[EXERCISE PROMPT] Determine the count of lines in the following entries that contain the string "code". Write only the number.

+-------+

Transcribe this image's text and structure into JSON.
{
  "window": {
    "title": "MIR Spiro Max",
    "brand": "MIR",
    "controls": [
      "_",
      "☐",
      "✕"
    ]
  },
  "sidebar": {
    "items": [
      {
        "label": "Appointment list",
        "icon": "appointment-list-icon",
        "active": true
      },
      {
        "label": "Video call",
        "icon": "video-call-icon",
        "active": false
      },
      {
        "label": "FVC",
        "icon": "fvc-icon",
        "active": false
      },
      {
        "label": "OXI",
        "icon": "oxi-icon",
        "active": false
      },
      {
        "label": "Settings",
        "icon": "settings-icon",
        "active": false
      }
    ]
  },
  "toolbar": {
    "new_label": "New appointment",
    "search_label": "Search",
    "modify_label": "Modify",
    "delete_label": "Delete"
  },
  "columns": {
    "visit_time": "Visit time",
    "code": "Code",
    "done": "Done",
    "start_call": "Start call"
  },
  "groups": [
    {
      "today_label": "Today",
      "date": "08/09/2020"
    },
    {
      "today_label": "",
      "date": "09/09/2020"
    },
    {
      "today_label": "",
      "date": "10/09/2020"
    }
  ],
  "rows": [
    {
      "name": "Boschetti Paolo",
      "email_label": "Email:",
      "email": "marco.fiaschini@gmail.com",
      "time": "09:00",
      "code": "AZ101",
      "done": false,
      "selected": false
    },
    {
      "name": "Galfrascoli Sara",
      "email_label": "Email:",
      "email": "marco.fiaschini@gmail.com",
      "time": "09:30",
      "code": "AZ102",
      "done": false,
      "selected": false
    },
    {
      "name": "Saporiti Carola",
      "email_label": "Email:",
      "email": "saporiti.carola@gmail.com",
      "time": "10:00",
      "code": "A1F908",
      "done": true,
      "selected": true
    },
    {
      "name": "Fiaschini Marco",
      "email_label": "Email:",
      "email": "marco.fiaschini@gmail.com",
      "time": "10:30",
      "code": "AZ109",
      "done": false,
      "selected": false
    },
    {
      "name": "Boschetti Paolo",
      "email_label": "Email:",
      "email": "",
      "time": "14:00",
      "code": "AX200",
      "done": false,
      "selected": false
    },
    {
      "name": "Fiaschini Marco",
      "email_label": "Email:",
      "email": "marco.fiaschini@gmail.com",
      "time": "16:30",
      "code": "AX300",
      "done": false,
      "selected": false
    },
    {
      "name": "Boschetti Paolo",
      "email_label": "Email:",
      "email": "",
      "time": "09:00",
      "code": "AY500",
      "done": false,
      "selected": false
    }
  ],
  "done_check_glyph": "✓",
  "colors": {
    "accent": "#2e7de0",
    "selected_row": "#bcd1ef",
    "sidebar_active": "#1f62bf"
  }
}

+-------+

[REPLY] 8